The COVID-19 pandemic has jolted the routines of many working families as schools across the nation remain on lockdown and children continue learning from home. Mothers who had juggled both a career and their families prior to the pandemic are now finding it very difficult to juggle both while at home and especially with no childcare help.
Last year the Bureau of Labor Statistics revealed that 72% of all U.S. women with children under 18 were working or looking for work. In 64% of families with two parents, both mother and father were the breadwinners. The increase of the financial power of women and a single source of income not enough to get by in most U.S. cities has helped create a substantial feminine workforce in recent decades.
The Labor Department has recently reported however that when the new school year started in September, women left the workforce that month at a staggering four times the rate than men did. Unemployment in September dropped to 7.9% compared to 8.4% in August, driven primarily by many women leaving the workforce.
In an NPR podcast called, All Things Considered, Youli Lee, a U.S. government worker in cyber-crime living in Virginia, admitted that she had spent some of her days at home hiding from her three children. Speaking from her bedroom, she remarked, “I just actually locked my door so that nobody could come here.”
Lee’s husband is a doctor who was at the hospital seven days a week while she worked from home. She recalls that her younger two children were routinely skipping lunch without the structure of a regular school day. “This is too much,” she exclaimed. Lee, like many other women, had decided she needed to take a leave of absence from her job.
“It’s an impossible task,” remarked C. Nicole Mason, the President and CEO of the Institute for Women’s Policy Research. “Until we can figure out care, until we can figure out how to open the schools, you can just hang it up … for many women.”
For those mothers who are still working but from home, these women have been shoved into a new system where they must face childcare with an intensity. What are young dependent children supposed to do when most school systems have switched to distance-learning models over COVID-19 concerns? They rely on their parents to guide the way and make it work, even if this means preparing lunches while answering work calls.
Regular uncomplicated household chores have become daunting when women have their own work deadlines. Mothers are being hit with waves of anxiety, stress, and even guilt as they try to manage it all.
Approximately 74% of the one hundred largest school districts have chosen remote learning only this new school year as their back-to-school instructional model. This has affected over 9 million students. “The strategy from Day 1 should have been thinking about how to get kids back into school safely,” said Mason.
Many mothers will soon be forced to decide whether they go back to the workforce or continue working remotely. For some women, it may be a no brainer to continue staying at home, even with its hardships. For many other women, it will be a very hard decision to make.
Rocio Flores, a single mom from Pennsylvania, told the All Things Considered podcast that at one point this past spring she was forced to leave her children home alone when the schools had shut down. In need of a paycheck, Flores recalls calling home frequently to check on her then 7 and 12-year old children. “I had to call like every hour — ‘Are you guys OK?’ I told my neighbor — keep an eye on them, please. That’s the way I did it, going to work scared that something could happen.”

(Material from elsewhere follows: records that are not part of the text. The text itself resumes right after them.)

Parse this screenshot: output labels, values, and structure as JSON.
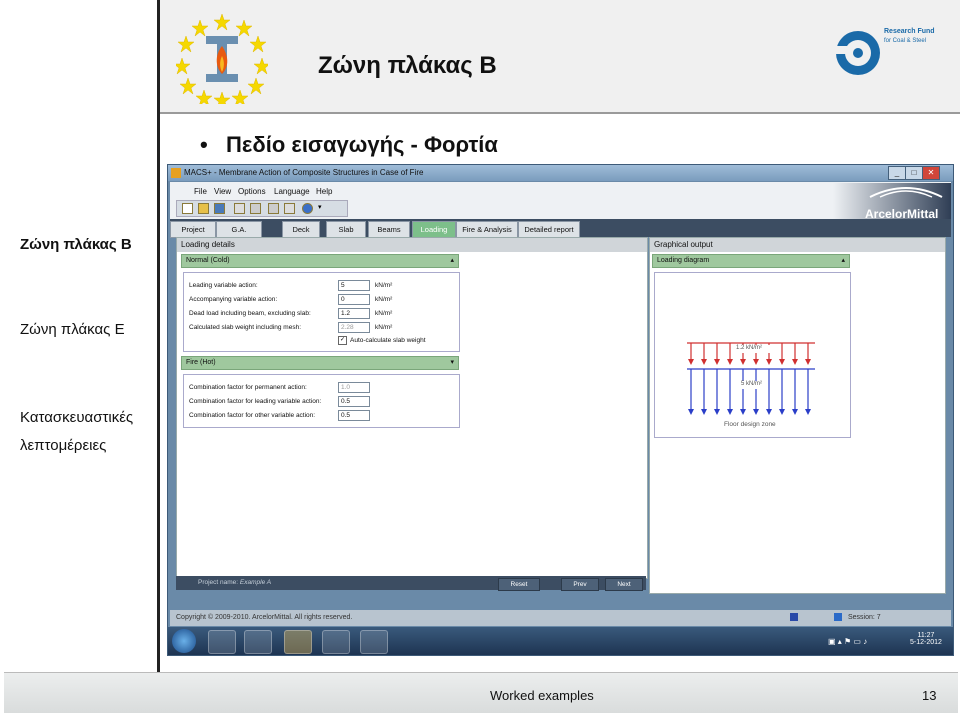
{
  "slide": {
    "title": "Ζώνη πλάκας Β",
    "bullet": "Πεδίο εισαγωγής - Φορτία",
    "side_items": [
      "Ζώνη πλάκας Β",
      "Ζώνη πλάκας Ε",
      "Κατασκευαστικές",
      "λεπτομέρειες"
    ],
    "footer": "Worked examples",
    "page": "13",
    "logo_text_line1": "Research Fund",
    "logo_text_line2": "for Coal & Steel"
  },
  "app": {
    "title": "MACS+ - Membrane Action of Composite Structures in Case of Fire",
    "menu": [
      "File",
      "View",
      "Options",
      "Language",
      "Help"
    ],
    "brand": "ArcelorMittal",
    "tabs": [
      "Project",
      "G.A.",
      "Deck",
      "Slab",
      "Beams",
      "Loading",
      "Fire & Analysis",
      "Detailed report"
    ],
    "left_header": "Loading details",
    "right_header": "Graphical output",
    "cold_group": "Normal (Cold)",
    "cold_fields": [
      {
        "label": "Leading variable action:",
        "value": "5",
        "unit": "kN/m²"
      },
      {
        "label": "Accompanying variable action:",
        "value": "0",
        "unit": "kN/m²"
      },
      {
        "label": "Dead load including beam, excluding slab:",
        "value": "1.2",
        "unit": "kN/m²"
      },
      {
        "label": "Calculated slab weight including mesh:",
        "value": "2.28",
        "unit": "kN/m²"
      }
    ],
    "auto_calc": "Auto-calculate slab weight",
    "fire_group": "Fire (Hot)",
    "fire_fields": [
      {
        "label": "Combination factor for permanent action:",
        "value": "1.0"
      },
      {
        "label": "Combination factor for leading variable action:",
        "value": "0.5"
      },
      {
        "label": "Combination factor for other variable action:",
        "value": "0.5"
      }
    ],
    "diagram_group": "Loading diagram",
    "diagram_top_load": "1.2 kN/m²",
    "diagram_bottom_load": "5 kN/m²",
    "diagram_caption": "Floor design zone",
    "project_label": "Project name:",
    "project_name": "Example A",
    "buttons": {
      "reset": "Reset",
      "prev": "Prev",
      "next": "Next"
    },
    "copyright": "Copyright © 2009-2010. ArcelorMittal. All rights reserved.",
    "session": "Session: 7",
    "clock_time": "11:27",
    "clock_date": "5-12-2012"
  }
}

Caitlyn Collins, a sociologist at Washington University in St. Louis and author of the book Making Motherhood Work: How Women Manage Careers and Caregiving, commented, “Low-income families, single parents, they see how little support they have constantly because they’re in a never-ending battle to figure out how to put food on the table, to keep a roof over their heads, [to find] someone to watch their kids so they aren’t alone at home while they go to work. It’s advantaged people who have long not seen these difficulties.”
Could paid parental leave be the answer for many families during the pandemic? It may be time for companies and the government to consider these impossible challenges that coronavirus has put on families across the country and to implement solutions.
“The U.S. has no paid parental leave for parents to take during this difficult time. We have no universal childcare system on which parents can rely. We have no federal minimum standard for vacation and sick days, unlike every other Western industrialized country,” Collins says.
“Parents seem angry in a way that I haven’t seen them in the past,” she added.